While Canadians may think of ourselves as best known for owning the Olympic podium, among Africans we may actually be better known – and not particularly liked – for owning their natural resources.
Once beloved on the continent, Canada is no longer so fondly regarded in Africa.
The new, less enthusiastic view of Canada was vividly illustrated last month when more than 1,500 desperately poor Tanzanian villagers picked up machetes, rocks and hammers and stormed the mining compound of Canadian-owned African Barrick Gold.
The uprising – leading to the shooting deaths of seven of the villagers by police and security forces at the mine – is a startling reminder that theories widely held in the West about the benefits of foreign investment for the developing world are not always shared by people on the receiving end.

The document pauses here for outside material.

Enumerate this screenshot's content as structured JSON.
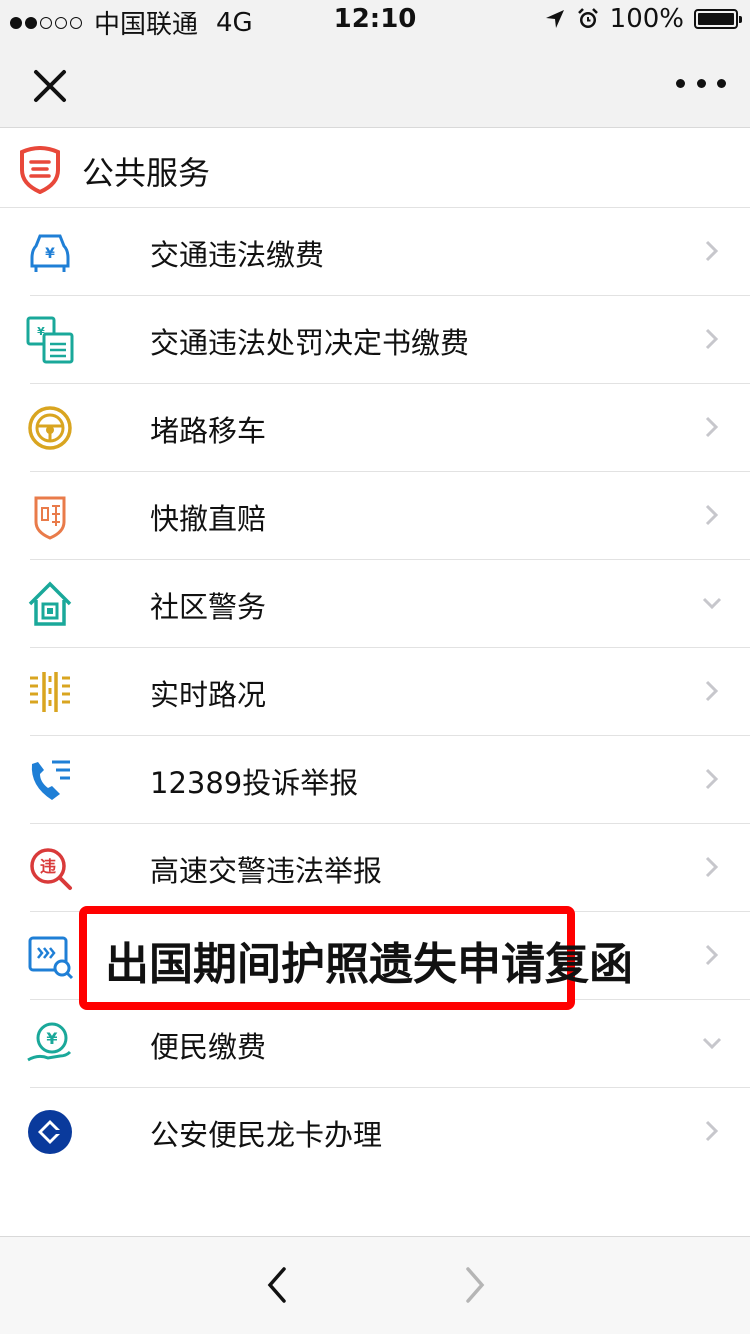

In theory, Barrick’s arrival in the 1990s has been a boon to the Tanzanian economy, pushing it toward development.
In reality, Tanzania has collected only a pittance in taxes and royalties from Barrick and other foreign multinationals through contracts that are shrouded in secrecy. So, although it sits on massive gold reserves worth more than $40 billion, Tanzania remains one of world’s 10 poorest countries.
A 2008 investigation funded by Norwegian church groups concluded that Tanzania collected an average of only $21.7 million US a year in royalty and taxes on more than $2.5 billion worth of gold exported over the previous five years. The investigation also estimated some 400,000 Tanzanians, who formerly mined for gold with nothing but their own picks, shovels and ropes, have been left unemployed by the giant mining operations.
Two months after that report, a government-appointed commission headed by retired Tanzanian judge Mark Bomani strongly urged imposing higher royalties and taxes on the foreign mining companies.
With growing popular pressure for tougher legislation, the Canadian government intervened on the side of the multinationals, pressuring the Tanzanian government and parliament to oppose Bomani’s proposed reforms. Continue reading “Linda McQuaig – Canada mines African discontent”